Uniform TitleZeno, Aristotle, the Racetrack and the Achilles: a historical and philosophical investigation
NameAllen, Benjamin William (author), Bolton, Robert (chair), Klein, Peter (internal member), Zimmerman, Dean (internal member), Pellegrin, Pierre (outside member), Rutgers University, Graduate School - New Brunswick,
Zeno, of Elea,
DescriptionI reconstruct the original versions of Zeno's Racetrack and Achilles paradoxes, along with Aristotle's responses thereto. Along the way I consider some of the consequences for modern analyses of the paradoxes.

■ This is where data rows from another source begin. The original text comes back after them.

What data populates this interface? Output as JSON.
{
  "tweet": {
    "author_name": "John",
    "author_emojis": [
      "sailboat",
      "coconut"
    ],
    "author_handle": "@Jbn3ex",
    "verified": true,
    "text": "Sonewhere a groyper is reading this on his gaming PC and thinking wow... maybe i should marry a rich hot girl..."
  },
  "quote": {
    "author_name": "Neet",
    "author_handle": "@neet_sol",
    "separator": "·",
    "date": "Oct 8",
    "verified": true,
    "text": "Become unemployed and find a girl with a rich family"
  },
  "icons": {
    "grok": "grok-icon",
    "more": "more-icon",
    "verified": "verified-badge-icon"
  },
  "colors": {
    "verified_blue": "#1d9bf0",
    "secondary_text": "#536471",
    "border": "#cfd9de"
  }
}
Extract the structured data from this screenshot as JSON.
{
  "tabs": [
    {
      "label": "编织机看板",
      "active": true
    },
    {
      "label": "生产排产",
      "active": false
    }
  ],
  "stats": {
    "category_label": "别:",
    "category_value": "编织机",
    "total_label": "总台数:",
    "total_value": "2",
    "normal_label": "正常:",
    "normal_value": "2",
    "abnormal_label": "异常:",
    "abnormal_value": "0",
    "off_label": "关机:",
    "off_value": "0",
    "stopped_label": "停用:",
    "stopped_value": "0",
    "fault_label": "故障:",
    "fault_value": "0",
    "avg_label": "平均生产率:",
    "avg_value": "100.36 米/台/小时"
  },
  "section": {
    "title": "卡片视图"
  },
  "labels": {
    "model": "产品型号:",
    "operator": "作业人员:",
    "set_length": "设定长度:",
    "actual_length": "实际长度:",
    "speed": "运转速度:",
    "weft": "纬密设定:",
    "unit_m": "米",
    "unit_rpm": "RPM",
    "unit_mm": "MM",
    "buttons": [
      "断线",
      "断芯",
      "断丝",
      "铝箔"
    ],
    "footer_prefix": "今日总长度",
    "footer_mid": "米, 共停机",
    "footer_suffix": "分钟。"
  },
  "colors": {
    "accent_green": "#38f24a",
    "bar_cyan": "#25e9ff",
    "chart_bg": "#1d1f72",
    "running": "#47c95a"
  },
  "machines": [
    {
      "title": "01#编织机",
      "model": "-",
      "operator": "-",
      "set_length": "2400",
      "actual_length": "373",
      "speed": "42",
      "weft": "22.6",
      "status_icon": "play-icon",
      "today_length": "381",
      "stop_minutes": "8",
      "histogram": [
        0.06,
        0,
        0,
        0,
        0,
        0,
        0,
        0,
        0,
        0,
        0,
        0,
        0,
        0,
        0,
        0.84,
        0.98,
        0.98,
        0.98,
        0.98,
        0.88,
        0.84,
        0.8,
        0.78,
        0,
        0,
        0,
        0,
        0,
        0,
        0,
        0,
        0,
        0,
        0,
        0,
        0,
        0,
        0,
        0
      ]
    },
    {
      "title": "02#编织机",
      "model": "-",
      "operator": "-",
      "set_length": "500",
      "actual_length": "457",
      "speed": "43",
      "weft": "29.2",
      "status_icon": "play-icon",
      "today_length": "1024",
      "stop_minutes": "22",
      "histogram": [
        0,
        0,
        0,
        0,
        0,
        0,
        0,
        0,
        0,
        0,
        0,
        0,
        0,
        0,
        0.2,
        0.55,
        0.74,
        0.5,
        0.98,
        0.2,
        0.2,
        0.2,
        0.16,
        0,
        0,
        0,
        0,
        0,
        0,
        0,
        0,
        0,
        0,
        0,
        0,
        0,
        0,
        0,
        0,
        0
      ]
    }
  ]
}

It turns out that the Racetrack and the Achilles were oral two-party question-and-answer dialectical paradoxes. One consequence is that the arguments needed to be comprehensible to the average person, and did not employ theses or concepts familiar only to philosophical specialists. I rely on this fact in reconstructing the original dialectical versions of the paradoxes. I show that both paradoxes rely for their success on forcing the dialectical answerer to reflect on his own potentially unending experience of imagination, and show that this renders the most popular contemporary critique of each paradox unworkable in an ancient dialectical context.
In responding to the Racetrack, Aristotle seeks to replace the answerer's first-person experience with something more objective, a visible diagram. He then argues that the Racetrack involves an equivocation, an equivocation resulting from the fact that one and the same visible diagram can be interpreted in two ways. He frames his charge of equivocation in standard dialectical fashion, but his use of a diagram is his own innovation.
While first employing his response to the Racetrack to construct a response to the somewhat different Achilles paradox, Aristotle later proceeds to offer a revised critique of the Racetrack itself. His revised critique is heavily influenced by his reaction to a variant pre-Aristotelian version of the paradox, a version involving counting. This leads him to reflect on the possibility of mentally experiencing an infinite collection. He also reflects on his earlier diagrammatic methodology, and on the conditions that individuate points, especially halfway-points. He concludes that points which are individuated in diagrams need not represent points that are individuated in reality. His revised critique of the Racetrack hinges on the distinction between actual points and potential points, and I show that this critique maintains the dialectical form of its predecessor, while constituting a reflection on the potentially misleading nature of diagrams.
NoteIncludes bibliographical references (p. 327-333).
CollectionGraduate School - New Brunswick Electronic Theses and Dissertations
Organization NameRutgers, The State University of New Jersey
RightsThe author owns the copyright to this work.